The share of profits received by a Thai company or a foreign company carrying on business in Thailand from an unincorporated joint venture carrying on business in Thailand is exempt from tax.

Stock dividends

Stock dividends are taxable to the recipient as ordinary income.

Interest income

Interest is taxable as income on the accrual basis.

Royalty income

Royalties are taxable as income on the accrual basis.

Foreign income

Companies incorporated in Thailand are taxed on worldwide income. The foreign income received by a company incorporated in Thailand is taxable on the accrual basis. Double taxation is relieved by way of a credit against the tax chargeable in Thailand.

Corporate - Tax administration:

Taxable period

The tax year for a company is its accounting period, which must be of 12 months’ duration. However, it may be less than 12 months in the case of the first accounting period after incorporation, the accounting period of dissolution, or after approval for a change in the accounting period has been received from the Revenue Department and the Business Development Department.

Tax returns

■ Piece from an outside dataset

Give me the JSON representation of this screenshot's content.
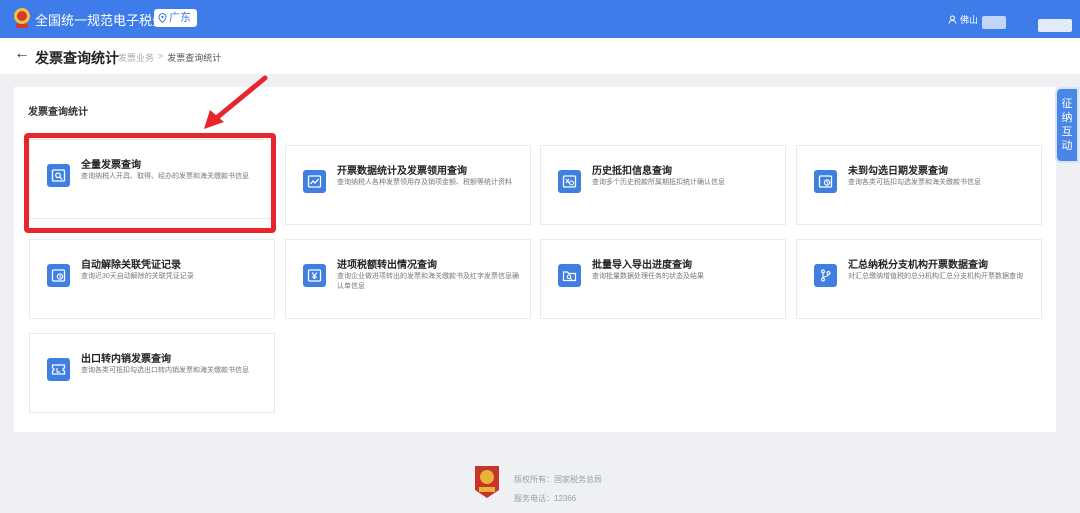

The tax system is one of self-assessment. A company prepares and files its tax returns by the due dates and at the same time pays the taxes calculated to be due. The annual CIT return is due 150 days from the closing date of the accounting period.

Payment of tax

CIT is paid twice in each year. A half-year return must be filed within two months after the end of the first six months of an accounting period. The tax to be paid is computed on one-half of the estimated profit for the full accounting period, except for listed companies, banks, certain other financial institutions, and other companies under prescribed conditions where the tax is based on the actual net profit for the first six months. The balance of the tax due is payable within 150 days from the closing date of the accounting period, together with the annual tax return. Credit is given for the amount of tax paid at the half-year.

Tax audit process:

If, within a period of two years from the date of filing a tax return, the assessment officer has reason to believe that false or inadequate information has been declared in a return, the assessment officer has the power to issue a summons requesting the presence of the person responsible, or a witness, for examination, and to order either of them to produce accounts or other relevant evidence, provided that advance notice of seven days is given. The subsequent examination of the books and records is normally carried out at the company's offices if it is inconvenient to transfer all the documents to the tax office. After completion of the examination, the assessment officer has the power to adjust the amounts previously assessed or included in a return on the basis of the evidence, and issue a further assessment for tax together with penalties and surcharges, or adjust the amount of losses available for carry forward.

Tax audits may cover the previous five accounting periods from the date of filing a tax return with the approval of the Director-General if the assessment officer has evidence of an intention to evade tax or in the case of a claim for a refund of tax. However, under the Civil and Commercial Code, the Revenue Department can assess tax for up to ten years.

Statute of limitations:

The statute of limitations for tax is ten years.



-------------------------------------------------------------------------------------------------
Note: Information placed here in above is only for general perception. This may not reflect the latest status on law and may have changed in recent time. Please seek our professional opinion before applying the provision. Thanks.


No comments:

Post a Comment

This blog is Created by CA Anil Kumar Jain.